_Problem description_
Filter the entries below, keeping every line that has the word "冒险勋章".

-- Data for processing follows --

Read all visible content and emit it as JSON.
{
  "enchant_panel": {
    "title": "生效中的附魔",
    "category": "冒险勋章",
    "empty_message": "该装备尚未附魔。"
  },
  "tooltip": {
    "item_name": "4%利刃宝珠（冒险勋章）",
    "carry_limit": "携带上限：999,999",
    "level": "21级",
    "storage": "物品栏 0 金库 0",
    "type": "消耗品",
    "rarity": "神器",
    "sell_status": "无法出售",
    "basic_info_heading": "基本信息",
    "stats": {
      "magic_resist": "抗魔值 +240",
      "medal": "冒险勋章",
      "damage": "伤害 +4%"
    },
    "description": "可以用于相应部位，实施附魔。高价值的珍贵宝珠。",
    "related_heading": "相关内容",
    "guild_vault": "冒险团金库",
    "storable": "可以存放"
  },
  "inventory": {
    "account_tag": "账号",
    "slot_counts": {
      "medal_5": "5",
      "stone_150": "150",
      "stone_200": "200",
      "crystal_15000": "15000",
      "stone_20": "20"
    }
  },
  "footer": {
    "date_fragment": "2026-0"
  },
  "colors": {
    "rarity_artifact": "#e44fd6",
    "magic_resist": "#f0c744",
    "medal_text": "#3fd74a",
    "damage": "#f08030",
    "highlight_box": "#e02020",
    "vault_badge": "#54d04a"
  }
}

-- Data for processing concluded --

_Solution for this exercise_
    "category": "冒险勋章",
    "item_name": "4%利刃宝珠（冒险勋章）",
      "medal": "冒险勋章",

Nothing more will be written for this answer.